And, Yes! There were lots of email messages between Ron and me. So, after hearing the sad news about Ron passing away, I started searching my files for all of our old email messages. Many of them went back to early 1999. This goes back to when Ron and I first started to collaborate on the Lucerne Valley locality. I found one message from Ron where he went in great detail about the recovery of the first 7 stones and even described where on the dry-lake they were found. All of this from memory of events that occurred 36 years earlier. At the end of the message, he thanked me for contacting him after making the new (1998) Lucerne Valley finds. He wrote that it reinvigorated his interest in meteorite-recovery and in meteorite curation. Another message that I will always cherish is where he thanked me again for inspiring him to hunt for meteorites again, out on Lucerne Dry Lake. He said that it was a long time ago when he and his former school-pal, O.Richard Norton, last hunted Lucerne Valley. I told Ron that I wasn’t aware of that fact.

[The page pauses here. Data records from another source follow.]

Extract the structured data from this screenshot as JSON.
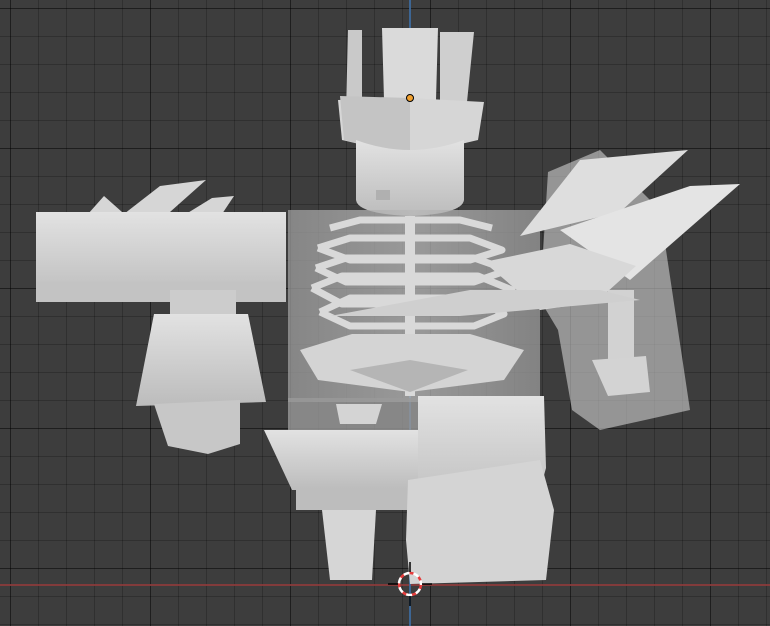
{
  "viewport": {
    "background_color": "#3d3d3d",
    "grid_color": "#2f2f2f",
    "x_axis_color": "#8a3b3b",
    "z_axis_color": "#3d6a9d"
  },
  "scene": {
    "model_color": "#d0d0d0",
    "model_shadow_color": "#a9a9a9",
    "origin_point_color": "#f0a030",
    "cursor_icon": "3d-cursor-icon",
    "objects": [
      "crown",
      "head",
      "torso",
      "rib-cage",
      "pelvis",
      "left-arm-block",
      "right-arm-bone",
      "wing-shroud",
      "left-leg",
      "right-leg-armor"
    ]
  }
}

A few years later in a personal communication with Richard, he recounted how appreciative Ron was about being inspired again to go meteorite hunting, and not only just to return to Lucerne Dry Lake, but to actually find another Lucerne Valley meteorite. According to Richard, it was a high-point at that time in Ron Hartman’s life, when he found Lucerne Valley 017, a full 36 years after having found Lucerne Valley 001.

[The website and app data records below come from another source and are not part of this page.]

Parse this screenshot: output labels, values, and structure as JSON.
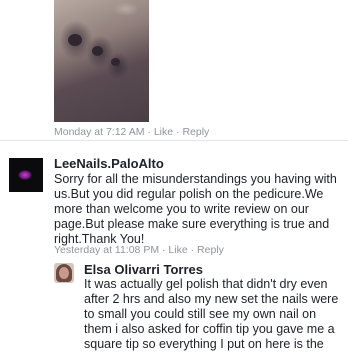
{
  "post": {
    "meta": {
      "time": "Monday at 7:12 AM",
      "separator": " · ",
      "like": "Like",
      "reply": "Reply"
    }
  },
  "comments": [
    {
      "author": "LeeNails.PaloAlto",
      "text": "Sorry for all the misunderstandings you having with us.But you did regular polish on the pedicure.We more than welcome you to write review on our page.But please make sure everything is true and right.Thank You!",
      "time": "Yesterday at 11:08 PM",
      "separator": " · ",
      "like": "Like",
      "reply": "Reply"
    },
    {
      "author": "Elsa Olivarri Torres",
      "text": "It was actually gel polish that didn't dry even after 2 hrs and also my new set the nails were to small you could still see my own nail on them i also asked for coffin tip you gave me a square tip so everything I put on here is the"
    }
  ]
}
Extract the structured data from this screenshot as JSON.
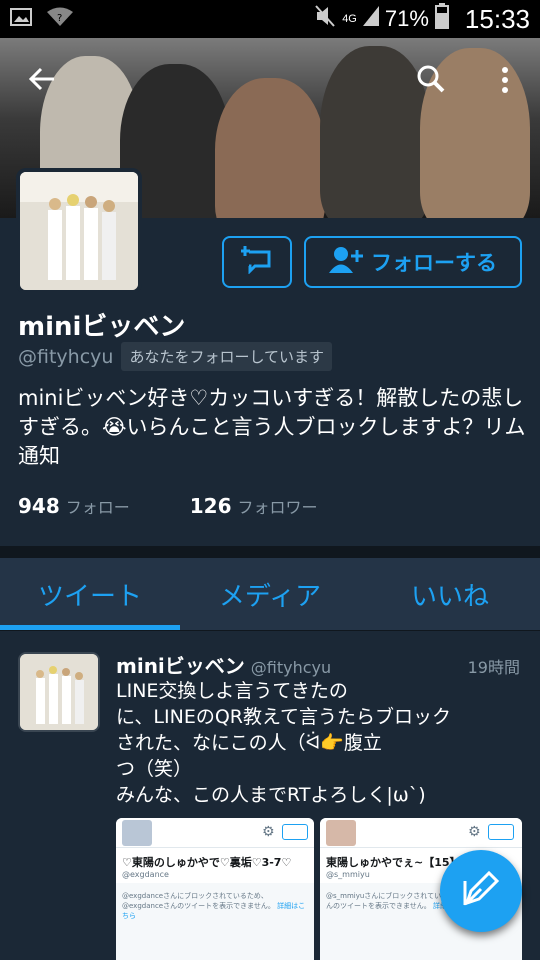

Whether or not these events involving Ron’s return to Lucerne Valley propelled him to his other accomplishments late in his career, is hard to say. But I will always be appreciative of having been able to share those “events” with Ron Hartman. And it will always be an honor to call him my mentor, and my friend.


This article was written with the intention of “complementing” the other articles about Ron Hartman that appear in this issue of Meteorite-Times Magazine. So make sure that you read the other articles in this issue by Anne Black and Dorothy Norton.

– – – ALMOST 36 YEARS AFTER MAKING THE FIRST LV METEORITE FIND, – – –
– – – RON HARTMAN DISCOVERS No. 17 (LV 017) – – –


“Click” on the above image in order to see an image gallery of Ron Hartman’s “Lucerne Valley 017” find.

Description:
Lucerne Valley 017, Stone, Ordinary Chondrite (L6 S3 W4), 12.8 grams
Found March 30, 1999 on Lucerne Dry Lake by Ron Hartman
Note smooth exterior and rhombohedral shape.
NOT PAIRED with any other LV find, per A. Rubin.

– – – MAP OF LUCERNE DRY LAKE

“Click” on the above image in order to see a map of where Ron’s LV 017 was found!

 


To see an on-going compilation of links relating to the life and times of Ron Hartman, “Click” on the following link: “ A Tribute to Ron Hartman” .

“Click” HERE – to go to Ron Hartman’s Lucerne Valley Meteorites Web Site.

“Click” HERE – to go to Bolide*Chaser’s “Lucerne Dry Lake Strewn Field” HOME Page.

“Click” HERE – to go to the “archive-version” of CALIFORNIA STREWN FIELDS Home Page.

“Click” HERE – to go to the Directory of IMAGES that were taken in 1999 of the Griffiths Observatory Lucerne Valley specimens.


REFERENCES:

Search results for internet references to Ron Hartman:

Ron’s website
Lucerne Valley Meteorite
IMCA co-founder
Fallen Stars – IMCA members & meteorite people, gone but not forgotten http://www.michaelbloodmeteorites.com/TektiteParty05.html
http://www.meteorite-times.com/index_of_articles/Meteorites_101_Index.htm


My previous articles can be found *HERE*

For for more information, please contact me by email: Bolide*chaser

 

About the Author

Robert Verish
Bob is a retired aerospace engineer living in Southern California, and has been recovering meteorites from the Southwest U.S. Deserts since 1995.
Top